1. Apr 25, 2017

### Paul Aitken

I'm trying to find out why EMS maglev trains use magnetic attraction instead of repulsion. Given that the attractive force diminishes with distance it seems the forces would have to match exactly or else one of the two forces would win out and the train would come to a grinding halt.

But with like polarity between the track and train, any variation in the distance between the two would be self-correcting. As the train got closer to the track, magnetic repulsion would increase.

What am I missing? Excuse my ignorance if the answer is obvious. I'm a curious layman.

2. Apr 25, 2017

### davenn

they don't, at least not to levitate the train
to move the train they use both

then ask specific questions relating to anything you read that you don't understand
in that case , supply links to what you were reading and the part you were unsure about

regards
Dave

3. Apr 25, 2017

### Paul Aitken

Thanks Dave. Here's what I'm basing this on.

http://emt18.blogspot.ca/2008/10/maglev-suspension-systems.html

And specifically the following excerpt:

The electromagnetic suspension EMS uses attractive force system to levitate. The train’s levitation magnet will be attracted to the conductors on the underside of the guideway. The attractive force between them will overcome the gravitational force. This will in turn levitates the train on the track.
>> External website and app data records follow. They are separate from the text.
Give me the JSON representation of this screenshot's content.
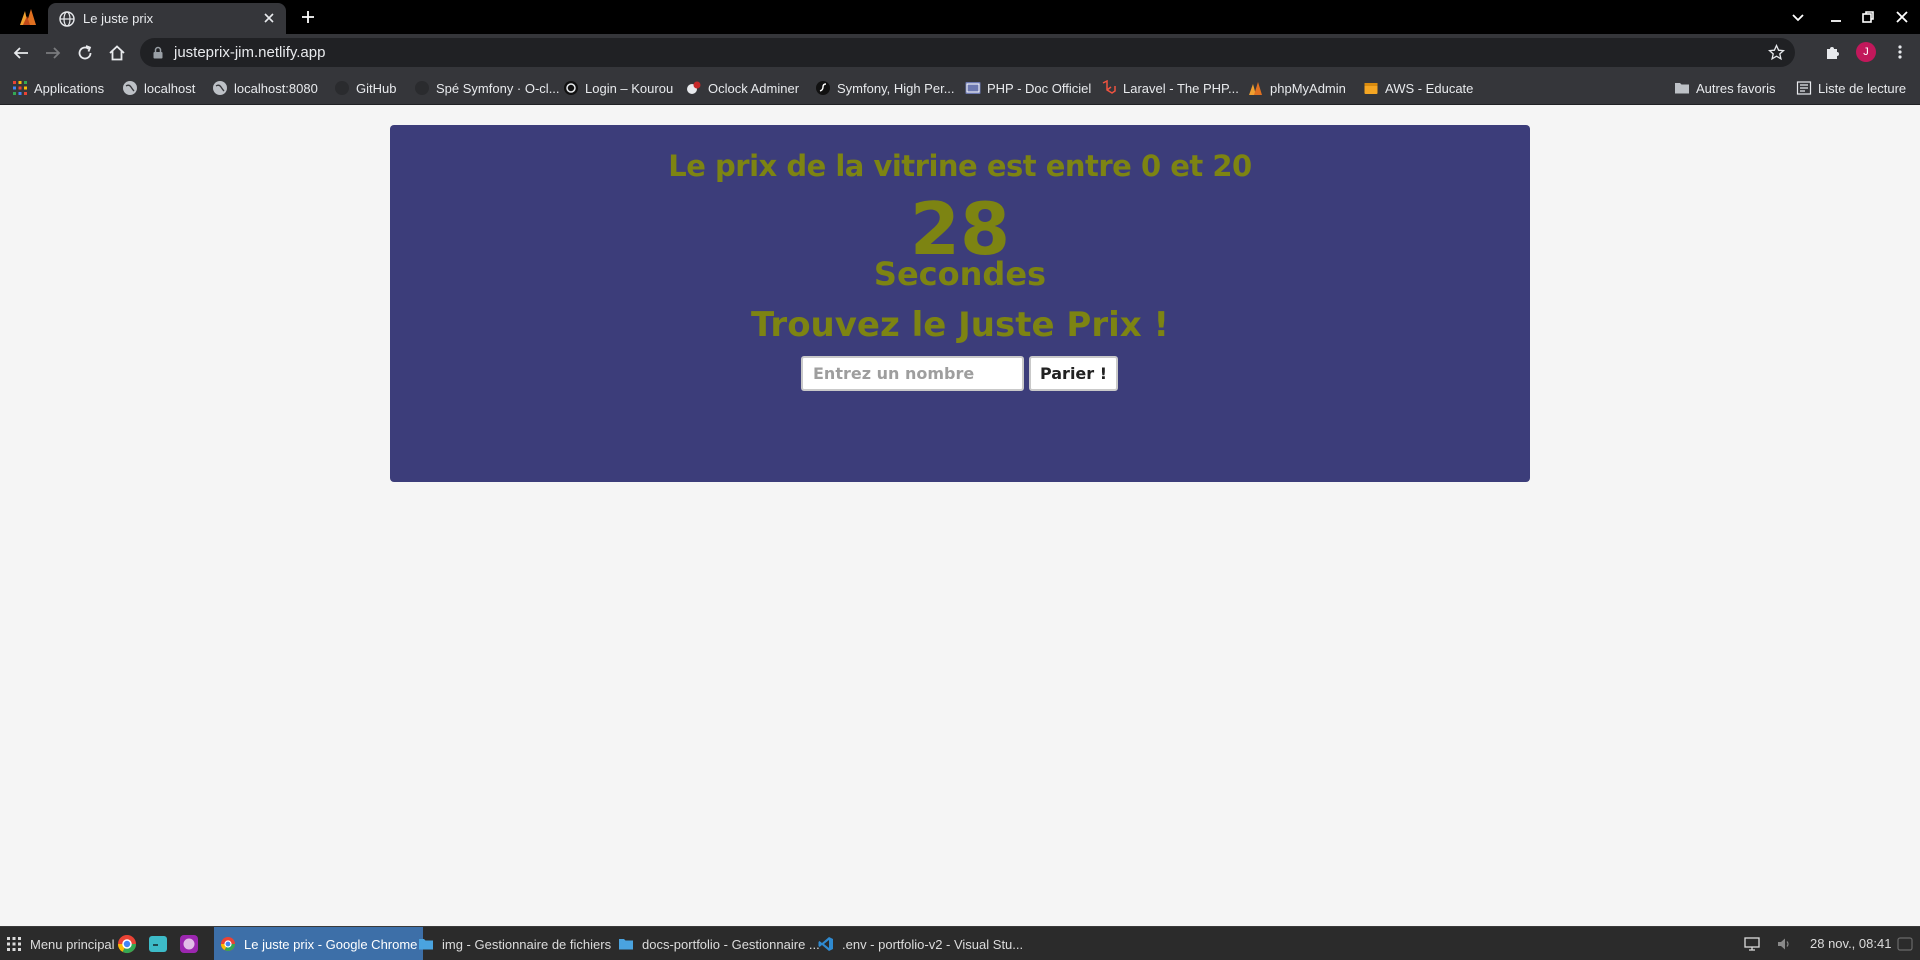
{
  "browser": {
    "tab_title": "Le juste prix",
    "url": "justeprix-jim.netlify.app",
    "profile_initial": "J"
  },
  "bookmarks": [
    {
      "label": "Applications",
      "icon": "apps-grid-icon"
    },
    {
      "label": "localhost",
      "icon": "globe-icon"
    },
    {
      "label": "localhost:8080",
      "icon": "globe-icon"
    },
    {
      "label": "GitHub",
      "icon": "github-icon"
    },
    {
      "label": "Spé Symfony · O-cl...",
      "icon": "github-icon"
    },
    {
      "label": "Login – Kourou",
      "icon": "kourou-icon"
    },
    {
      "label": "Oclock Adminer",
      "icon": "adminer-icon"
    },
    {
      "label": "Symfony, High Per...",
      "icon": "symfony-icon"
    },
    {
      "label": "PHP - Doc Officiel",
      "icon": "php-icon"
    },
    {
      "label": "Laravel - The PHP...",
      "icon": "laravel-icon"
    },
    {
      "label": "phpMyAdmin",
      "icon": "phpmyadmin-icon"
    },
    {
      "label": "AWS - Educate",
      "icon": "aws-icon"
    },
    {
      "label": "Autres favoris",
      "icon": "folder-icon"
    },
    {
      "label": "Liste de lecture",
      "icon": "reading-list-icon"
    }
  ],
  "game": {
    "range_text": "Le prix de la vitrine est entre 0 et 20",
    "timer_value": "28",
    "timer_unit": "Secondes",
    "headline": "Trouvez le Juste Prix !",
    "input_placeholder": "Entrez un nombre",
    "input_value": "",
    "button_label": "Parier !"
  },
  "colors": {
    "card_background": "#3c3d7a",
    "text_accent": "#7d8412",
    "page_background": "#f5f5f5"
  },
  "taskbar": {
    "menu_label": "Menu principal",
    "windows": [
      {
        "label": "Le juste prix - Google Chrome",
        "icon": "chrome-icon",
        "active": true
      },
      {
        "label": "img - Gestionnaire de fichiers",
        "icon": "folder-icon",
        "active": false
      },
      {
        "label": "docs-portfolio - Gestionnaire ...",
        "icon": "folder-icon",
        "active": false
      },
      {
        "label": ".env - portfolio-v2 - Visual Stu...",
        "icon": "vscode-icon",
        "active": false
      }
    ],
    "clock": "28 nov., 08:41"
  }
}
My question is: Why attraction as opposed to repulsion?

4. Apr 25, 2017

### Staff: Mentor

In EMS it sounds like they are using electromagnets mounted on the carriage's underside to interact with the magnetic field surrounding the high-current-carrying 3rd and 4th rails (so to speak). The current in these copper bus bars will include the current used by the propulsion motors, so it will be a very high current.

In EDS, it sounds like they are relying on induced eddy currents to form the opposing magnetic field, and eddy currents are small at low relative velocities, but increase as speed picks up.
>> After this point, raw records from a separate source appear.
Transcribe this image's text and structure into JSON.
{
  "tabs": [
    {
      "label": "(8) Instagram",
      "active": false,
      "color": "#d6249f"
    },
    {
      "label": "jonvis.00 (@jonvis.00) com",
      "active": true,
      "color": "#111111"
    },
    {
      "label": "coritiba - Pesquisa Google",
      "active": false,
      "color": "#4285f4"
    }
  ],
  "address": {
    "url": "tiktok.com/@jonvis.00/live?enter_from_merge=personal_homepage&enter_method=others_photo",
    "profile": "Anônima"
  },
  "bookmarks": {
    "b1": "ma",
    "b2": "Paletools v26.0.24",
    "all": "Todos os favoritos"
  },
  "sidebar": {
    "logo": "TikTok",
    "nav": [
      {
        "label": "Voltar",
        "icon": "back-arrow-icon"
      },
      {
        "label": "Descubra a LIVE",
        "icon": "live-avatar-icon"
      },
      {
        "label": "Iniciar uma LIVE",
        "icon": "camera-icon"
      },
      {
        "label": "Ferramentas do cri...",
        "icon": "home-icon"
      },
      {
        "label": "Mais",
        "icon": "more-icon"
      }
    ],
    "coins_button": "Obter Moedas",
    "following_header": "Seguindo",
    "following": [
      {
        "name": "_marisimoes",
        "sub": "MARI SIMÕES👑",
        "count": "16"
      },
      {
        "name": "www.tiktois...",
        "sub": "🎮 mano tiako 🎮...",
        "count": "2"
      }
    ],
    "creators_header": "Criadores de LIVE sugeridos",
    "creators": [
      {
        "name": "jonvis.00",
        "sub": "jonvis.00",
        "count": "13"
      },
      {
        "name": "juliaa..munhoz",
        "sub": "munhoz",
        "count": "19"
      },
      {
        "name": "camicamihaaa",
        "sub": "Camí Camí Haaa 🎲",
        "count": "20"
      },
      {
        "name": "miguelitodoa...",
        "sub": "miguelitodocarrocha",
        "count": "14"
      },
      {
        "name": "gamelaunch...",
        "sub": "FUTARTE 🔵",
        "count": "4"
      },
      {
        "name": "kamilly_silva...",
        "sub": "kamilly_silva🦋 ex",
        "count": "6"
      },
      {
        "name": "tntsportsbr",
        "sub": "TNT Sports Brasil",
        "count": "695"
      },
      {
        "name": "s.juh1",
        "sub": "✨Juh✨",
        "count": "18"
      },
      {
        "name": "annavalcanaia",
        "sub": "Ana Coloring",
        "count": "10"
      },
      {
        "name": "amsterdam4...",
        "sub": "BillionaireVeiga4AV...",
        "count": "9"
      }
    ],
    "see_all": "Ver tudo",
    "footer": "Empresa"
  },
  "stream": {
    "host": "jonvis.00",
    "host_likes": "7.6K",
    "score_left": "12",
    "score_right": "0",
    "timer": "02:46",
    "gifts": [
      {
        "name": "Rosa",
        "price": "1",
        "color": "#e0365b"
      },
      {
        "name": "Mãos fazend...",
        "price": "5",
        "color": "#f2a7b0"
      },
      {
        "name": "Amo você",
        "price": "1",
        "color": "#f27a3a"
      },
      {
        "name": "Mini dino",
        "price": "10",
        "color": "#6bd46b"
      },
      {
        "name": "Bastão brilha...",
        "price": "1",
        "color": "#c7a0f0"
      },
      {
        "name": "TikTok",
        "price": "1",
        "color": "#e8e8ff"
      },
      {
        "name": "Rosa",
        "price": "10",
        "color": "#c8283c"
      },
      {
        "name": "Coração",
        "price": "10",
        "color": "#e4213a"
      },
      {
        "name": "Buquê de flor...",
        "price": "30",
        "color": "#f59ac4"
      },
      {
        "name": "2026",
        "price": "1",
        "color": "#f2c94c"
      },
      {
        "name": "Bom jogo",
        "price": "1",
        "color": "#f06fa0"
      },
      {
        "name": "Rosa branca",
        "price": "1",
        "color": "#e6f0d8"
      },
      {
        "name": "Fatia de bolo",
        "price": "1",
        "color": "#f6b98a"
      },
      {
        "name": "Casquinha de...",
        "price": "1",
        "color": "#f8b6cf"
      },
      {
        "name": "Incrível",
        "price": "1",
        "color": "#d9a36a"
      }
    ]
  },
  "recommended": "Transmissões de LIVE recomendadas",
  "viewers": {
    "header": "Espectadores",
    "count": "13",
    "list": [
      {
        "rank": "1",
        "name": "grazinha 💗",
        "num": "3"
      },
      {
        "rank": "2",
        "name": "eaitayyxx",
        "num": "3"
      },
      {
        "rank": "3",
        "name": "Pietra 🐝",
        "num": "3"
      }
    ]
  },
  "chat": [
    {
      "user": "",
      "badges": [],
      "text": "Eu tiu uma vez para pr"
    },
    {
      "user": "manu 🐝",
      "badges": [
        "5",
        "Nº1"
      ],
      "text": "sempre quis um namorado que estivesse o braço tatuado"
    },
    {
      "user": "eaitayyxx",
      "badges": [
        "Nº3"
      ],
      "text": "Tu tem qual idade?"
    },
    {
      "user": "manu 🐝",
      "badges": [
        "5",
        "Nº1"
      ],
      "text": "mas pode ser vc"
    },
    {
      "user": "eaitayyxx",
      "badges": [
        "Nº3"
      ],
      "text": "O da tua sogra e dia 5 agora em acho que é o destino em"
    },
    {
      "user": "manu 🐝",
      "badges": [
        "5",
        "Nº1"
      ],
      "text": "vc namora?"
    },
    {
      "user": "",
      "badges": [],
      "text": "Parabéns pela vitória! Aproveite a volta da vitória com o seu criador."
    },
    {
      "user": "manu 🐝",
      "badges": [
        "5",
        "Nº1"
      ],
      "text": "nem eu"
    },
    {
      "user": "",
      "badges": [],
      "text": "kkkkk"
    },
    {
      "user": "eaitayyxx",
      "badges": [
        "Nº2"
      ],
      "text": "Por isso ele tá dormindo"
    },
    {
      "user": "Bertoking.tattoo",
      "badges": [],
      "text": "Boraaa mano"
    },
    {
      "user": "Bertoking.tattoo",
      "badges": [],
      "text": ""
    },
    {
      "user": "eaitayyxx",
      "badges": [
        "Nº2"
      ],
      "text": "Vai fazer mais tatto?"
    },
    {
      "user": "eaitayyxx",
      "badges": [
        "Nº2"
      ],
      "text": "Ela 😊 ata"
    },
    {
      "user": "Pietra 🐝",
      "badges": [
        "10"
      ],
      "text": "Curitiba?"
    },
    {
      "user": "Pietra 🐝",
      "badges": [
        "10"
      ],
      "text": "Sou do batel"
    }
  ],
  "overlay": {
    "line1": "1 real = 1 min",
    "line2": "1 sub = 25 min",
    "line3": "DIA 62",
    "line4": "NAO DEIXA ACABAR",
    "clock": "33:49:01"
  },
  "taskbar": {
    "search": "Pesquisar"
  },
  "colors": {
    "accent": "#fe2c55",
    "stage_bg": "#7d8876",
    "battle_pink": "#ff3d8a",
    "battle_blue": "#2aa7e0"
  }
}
5. Apr 26, 2017

### Paul Aitken

It's EMS that concerns me. And for the purposes of this discussion I'm excluding the forward propulsion provided by linear induction. I'm trying to determine whether it's possible to levitate a train using only the repulsive force of like polarity. In other words could a train with permanent magnets on the bottom and sides, levitate in track hemmed in by corresponding electromagnets of like polarity. It seems like it should be possible but all existing EMS trains use attraction as described in the above post. I'm writing a television story about a character who builds such a train and I'm trying to determine what would happen.
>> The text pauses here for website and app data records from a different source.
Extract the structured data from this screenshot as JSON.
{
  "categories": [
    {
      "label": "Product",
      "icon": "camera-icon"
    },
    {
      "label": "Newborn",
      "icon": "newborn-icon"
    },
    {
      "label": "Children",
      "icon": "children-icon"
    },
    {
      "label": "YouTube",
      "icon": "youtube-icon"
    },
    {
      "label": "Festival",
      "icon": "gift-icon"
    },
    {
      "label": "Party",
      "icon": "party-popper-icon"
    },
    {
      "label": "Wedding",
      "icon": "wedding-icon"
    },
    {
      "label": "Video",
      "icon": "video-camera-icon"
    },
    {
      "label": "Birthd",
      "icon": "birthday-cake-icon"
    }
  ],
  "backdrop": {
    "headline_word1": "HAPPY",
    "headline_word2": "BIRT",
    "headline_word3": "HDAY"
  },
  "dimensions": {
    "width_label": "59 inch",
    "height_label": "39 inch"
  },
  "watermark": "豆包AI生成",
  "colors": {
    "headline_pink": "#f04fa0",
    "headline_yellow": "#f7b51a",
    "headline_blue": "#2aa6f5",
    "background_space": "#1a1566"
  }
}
6. Apr 26, 2017

### Nidum

It's an underslung system . The levitation magnets are below the guide rail and with poles facing upwards .

7. Apr 26, 2017

### Nidum

Technically excellent but expensive compared to other systems .

8. Apr 26, 2017

### Paul Aitken

According to wikipedia:

Magnetic attraction varies inversely with the cube of distance, so minor changes in distance between the magnets and the rail produce greatly varying forces. These changes in force are dynamically unstable – a slight divergence from the optimum position tends to grow, requiring sophisticated feedback systems to maintain a constant distance from the track.

So why not use magnetic repulsion instead where the distance between track and train is self-reinforcing?

9. Apr 26, 2017

### Nidum

The guide rail construction is much simpler for attraction type systems and there is minimal magnetic field leakage into the passenger compartment .

System tends to be costly overall because of the complicated construction of the underworks of vehicles and because of the need for very sophisticated designs of levitation magnets .

Both attraction and repulsion systems are dynamically unstable and complex control systems are required to enable trains using them to run safely and smoothly .

These control systems have features in common with the systems used in unstable aircraft designs where the instability is turned to advantage so as to get very fast control responses .

10. Apr 26, 2017

### Paul Aitken

Thank you for answering my question Nidum. I understand that both forces are dynamically unstable, Earshaw's theorum and all that. I'm not looking for modern world applications so magnetic leakage isn't a concern. I'm writing a television story set in the early 20th century where a Elon Musk type character conceives of a maglev train using magnetic repulsion on both sides and the bottom of the guide track. Ignoring for the moment whether the magnetic field leakage would affect the linear induction system of propulsion, what would happen? I'm trying to avoid building my own scaled down test model.

11. Apr 28, 2017

### PhysicoRaj

Repulsion seems to work as well. But I don't think that could eliminate the need for feedback control. The gap between the rails and undercarriage still has to be controlled and cannot be left at the mercy of inertia and weight of the train. That's what I think.